What to do =>
Filter these records by the string "card", copying each line that holds it.

[Stored data]
=== Begin Enclosure ===

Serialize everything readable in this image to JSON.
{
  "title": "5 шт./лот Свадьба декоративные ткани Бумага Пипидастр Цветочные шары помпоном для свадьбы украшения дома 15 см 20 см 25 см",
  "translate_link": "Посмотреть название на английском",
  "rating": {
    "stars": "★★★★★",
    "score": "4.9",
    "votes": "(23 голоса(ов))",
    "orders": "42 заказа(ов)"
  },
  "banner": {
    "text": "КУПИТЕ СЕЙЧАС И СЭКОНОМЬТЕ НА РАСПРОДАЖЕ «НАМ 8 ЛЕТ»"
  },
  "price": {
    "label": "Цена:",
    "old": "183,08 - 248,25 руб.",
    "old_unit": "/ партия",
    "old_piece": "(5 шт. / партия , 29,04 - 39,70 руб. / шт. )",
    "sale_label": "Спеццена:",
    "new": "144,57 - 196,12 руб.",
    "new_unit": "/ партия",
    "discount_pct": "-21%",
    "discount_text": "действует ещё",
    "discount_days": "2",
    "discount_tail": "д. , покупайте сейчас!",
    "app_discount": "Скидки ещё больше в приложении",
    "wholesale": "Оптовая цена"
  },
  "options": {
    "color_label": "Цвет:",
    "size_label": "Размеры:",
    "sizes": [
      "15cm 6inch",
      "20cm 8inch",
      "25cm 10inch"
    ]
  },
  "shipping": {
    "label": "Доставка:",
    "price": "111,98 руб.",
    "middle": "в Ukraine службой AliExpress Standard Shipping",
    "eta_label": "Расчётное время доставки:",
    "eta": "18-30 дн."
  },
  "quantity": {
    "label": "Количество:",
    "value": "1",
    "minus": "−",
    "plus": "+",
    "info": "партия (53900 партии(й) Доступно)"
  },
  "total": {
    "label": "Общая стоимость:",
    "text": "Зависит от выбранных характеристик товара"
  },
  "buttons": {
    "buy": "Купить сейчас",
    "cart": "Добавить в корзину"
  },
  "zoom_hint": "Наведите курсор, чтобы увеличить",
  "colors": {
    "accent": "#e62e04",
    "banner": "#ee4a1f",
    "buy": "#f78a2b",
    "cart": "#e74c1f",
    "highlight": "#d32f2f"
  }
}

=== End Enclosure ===
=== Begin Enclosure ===

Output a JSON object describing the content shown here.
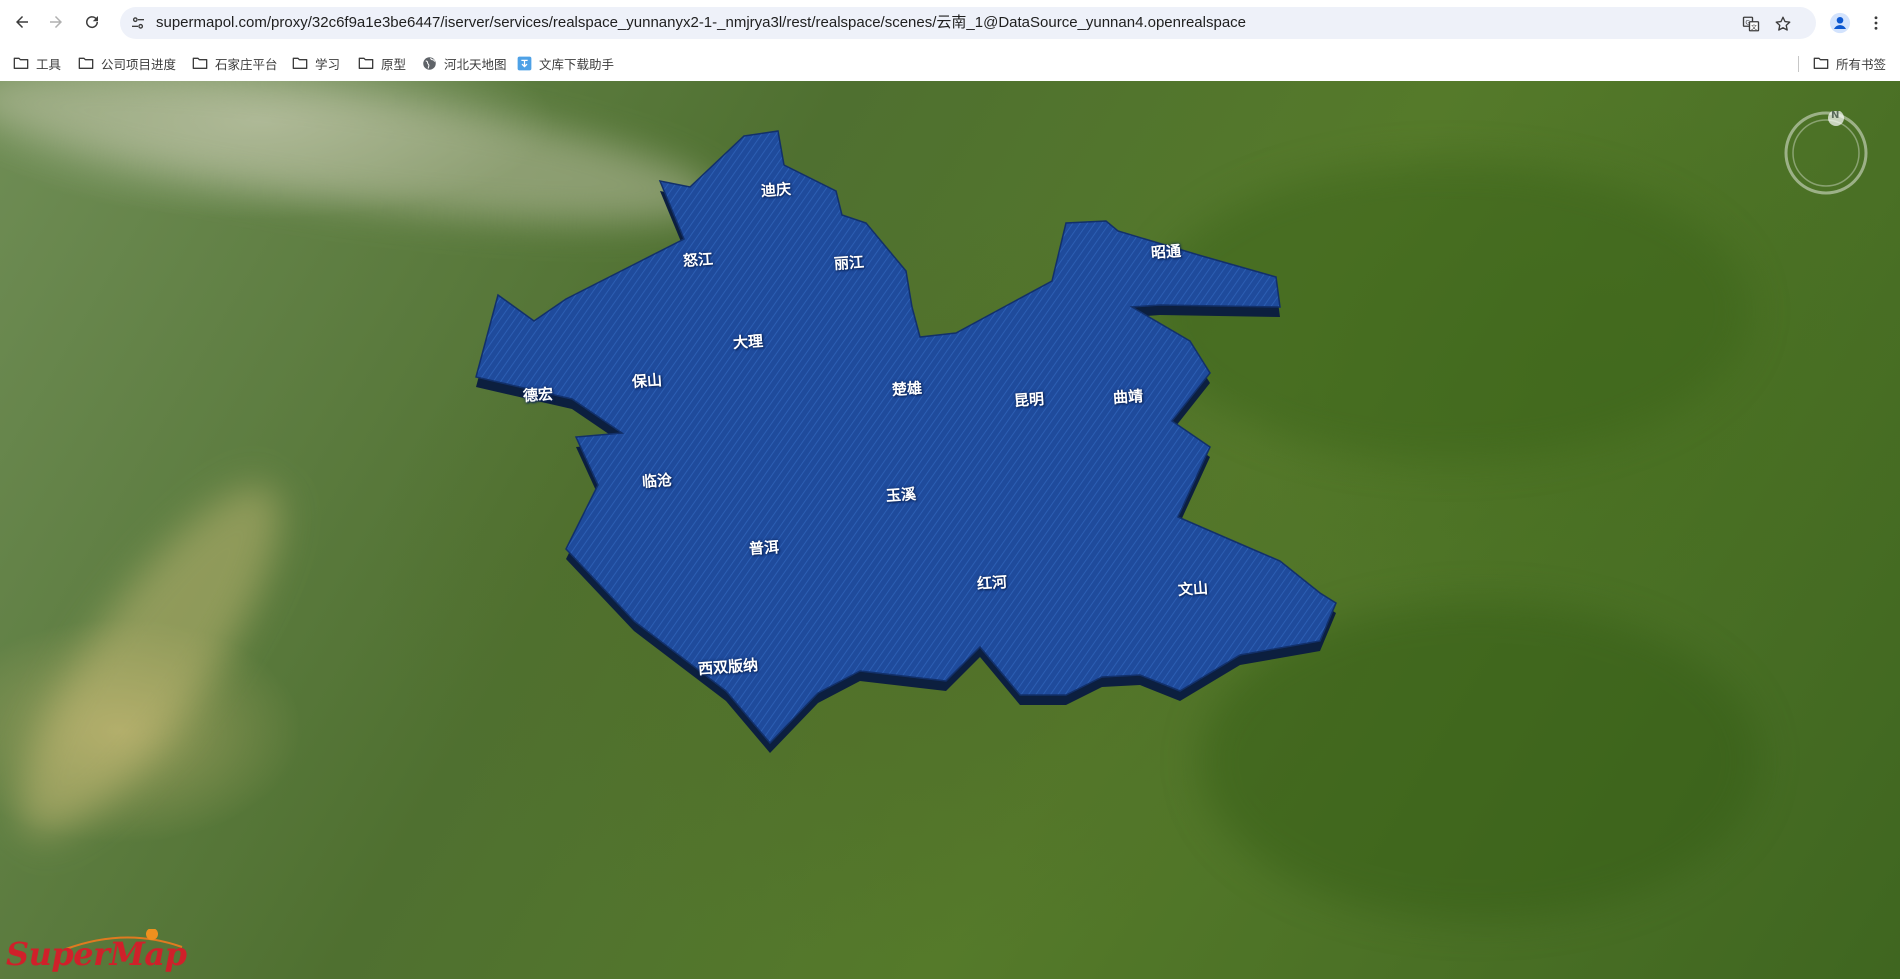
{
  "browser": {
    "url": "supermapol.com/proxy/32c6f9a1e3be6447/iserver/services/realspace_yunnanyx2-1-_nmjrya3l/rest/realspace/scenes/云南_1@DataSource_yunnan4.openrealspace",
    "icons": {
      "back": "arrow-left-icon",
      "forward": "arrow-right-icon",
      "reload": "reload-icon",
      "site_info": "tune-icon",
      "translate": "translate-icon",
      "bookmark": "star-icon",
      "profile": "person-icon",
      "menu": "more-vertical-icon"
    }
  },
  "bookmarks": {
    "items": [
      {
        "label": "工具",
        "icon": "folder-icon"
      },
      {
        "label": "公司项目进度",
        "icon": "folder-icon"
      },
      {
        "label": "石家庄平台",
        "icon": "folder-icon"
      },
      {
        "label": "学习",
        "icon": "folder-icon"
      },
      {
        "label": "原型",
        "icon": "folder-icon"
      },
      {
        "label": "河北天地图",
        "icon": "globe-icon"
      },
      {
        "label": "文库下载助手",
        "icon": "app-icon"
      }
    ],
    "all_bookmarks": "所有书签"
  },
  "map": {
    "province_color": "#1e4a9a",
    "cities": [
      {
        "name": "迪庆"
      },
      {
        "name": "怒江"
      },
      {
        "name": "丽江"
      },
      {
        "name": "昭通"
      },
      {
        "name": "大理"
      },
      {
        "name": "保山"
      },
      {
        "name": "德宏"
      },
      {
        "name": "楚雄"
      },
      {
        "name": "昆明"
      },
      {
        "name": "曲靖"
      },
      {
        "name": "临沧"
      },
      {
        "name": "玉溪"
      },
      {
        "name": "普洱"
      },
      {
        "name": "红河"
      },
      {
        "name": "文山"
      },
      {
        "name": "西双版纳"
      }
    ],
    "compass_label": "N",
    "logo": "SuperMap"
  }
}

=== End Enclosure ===
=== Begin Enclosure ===

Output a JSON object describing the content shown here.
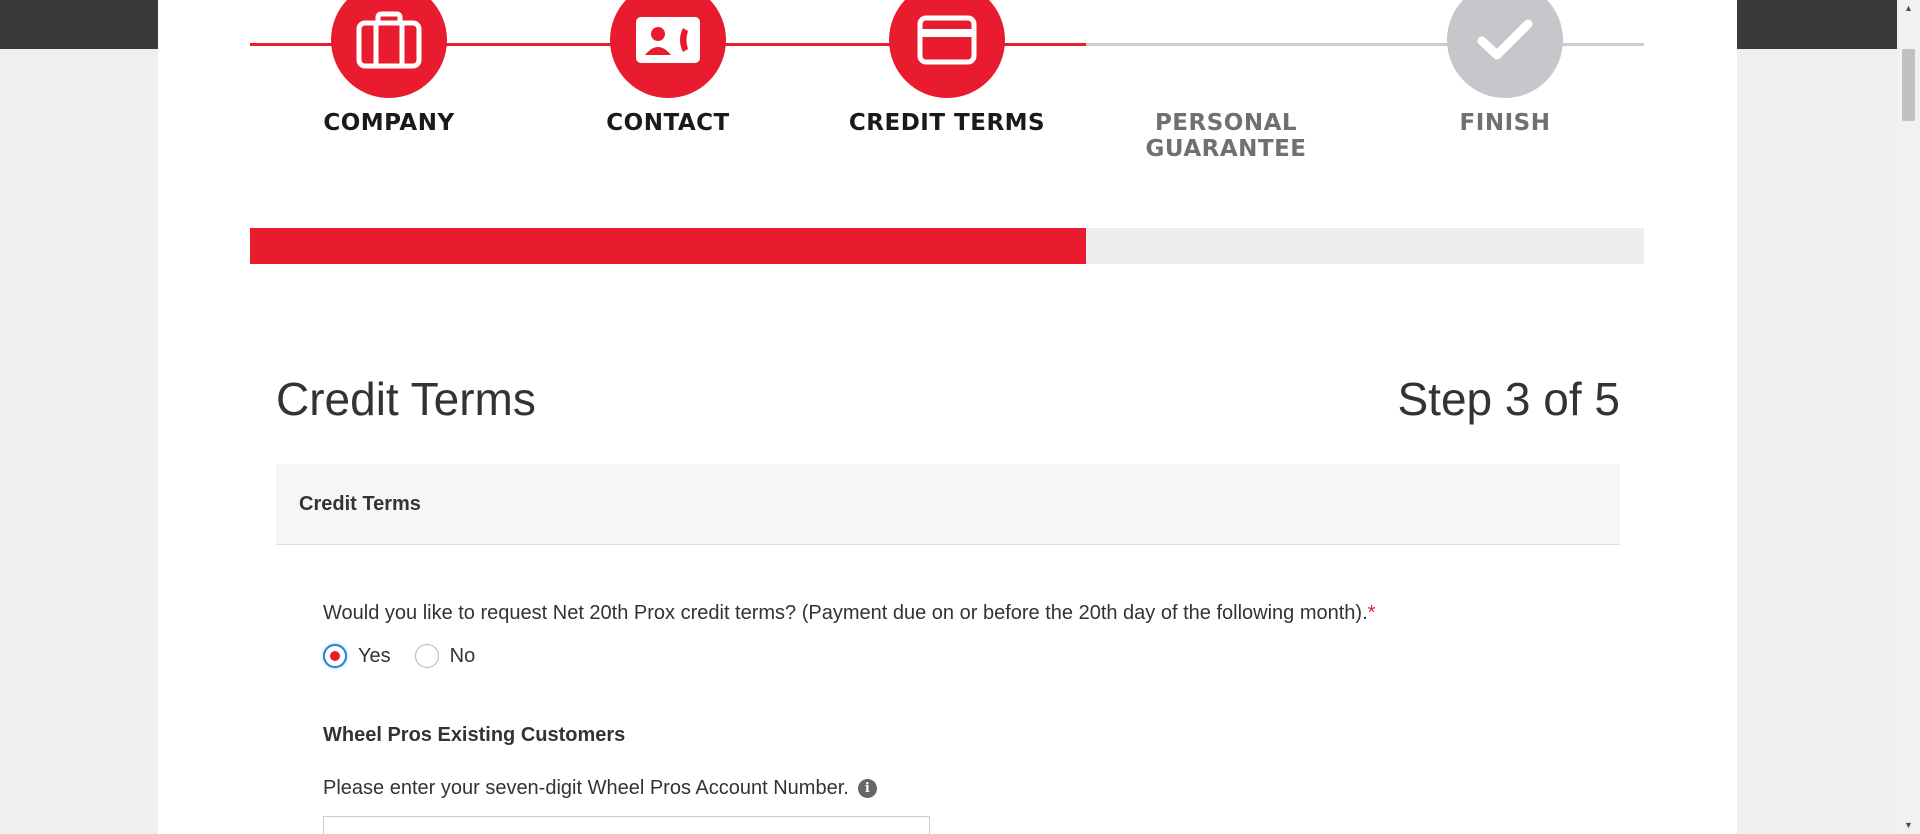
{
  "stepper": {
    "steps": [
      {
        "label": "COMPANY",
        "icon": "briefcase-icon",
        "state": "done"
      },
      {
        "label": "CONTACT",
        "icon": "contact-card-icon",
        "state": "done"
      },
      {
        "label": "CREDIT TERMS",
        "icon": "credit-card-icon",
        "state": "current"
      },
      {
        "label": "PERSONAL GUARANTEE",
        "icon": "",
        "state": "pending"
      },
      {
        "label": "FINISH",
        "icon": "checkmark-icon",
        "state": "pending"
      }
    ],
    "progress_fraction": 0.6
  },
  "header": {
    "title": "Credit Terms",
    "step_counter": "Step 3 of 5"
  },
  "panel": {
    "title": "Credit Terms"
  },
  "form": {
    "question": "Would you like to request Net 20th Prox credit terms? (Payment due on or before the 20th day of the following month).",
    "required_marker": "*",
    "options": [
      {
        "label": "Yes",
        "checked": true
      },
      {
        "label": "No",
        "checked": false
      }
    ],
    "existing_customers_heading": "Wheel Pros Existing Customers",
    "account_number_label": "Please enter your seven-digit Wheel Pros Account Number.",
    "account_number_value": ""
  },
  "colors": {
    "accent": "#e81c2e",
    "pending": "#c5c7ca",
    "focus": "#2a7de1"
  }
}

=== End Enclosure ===

Response =>
        "icon": "contact-card-icon",
        "icon": "credit-card-icon",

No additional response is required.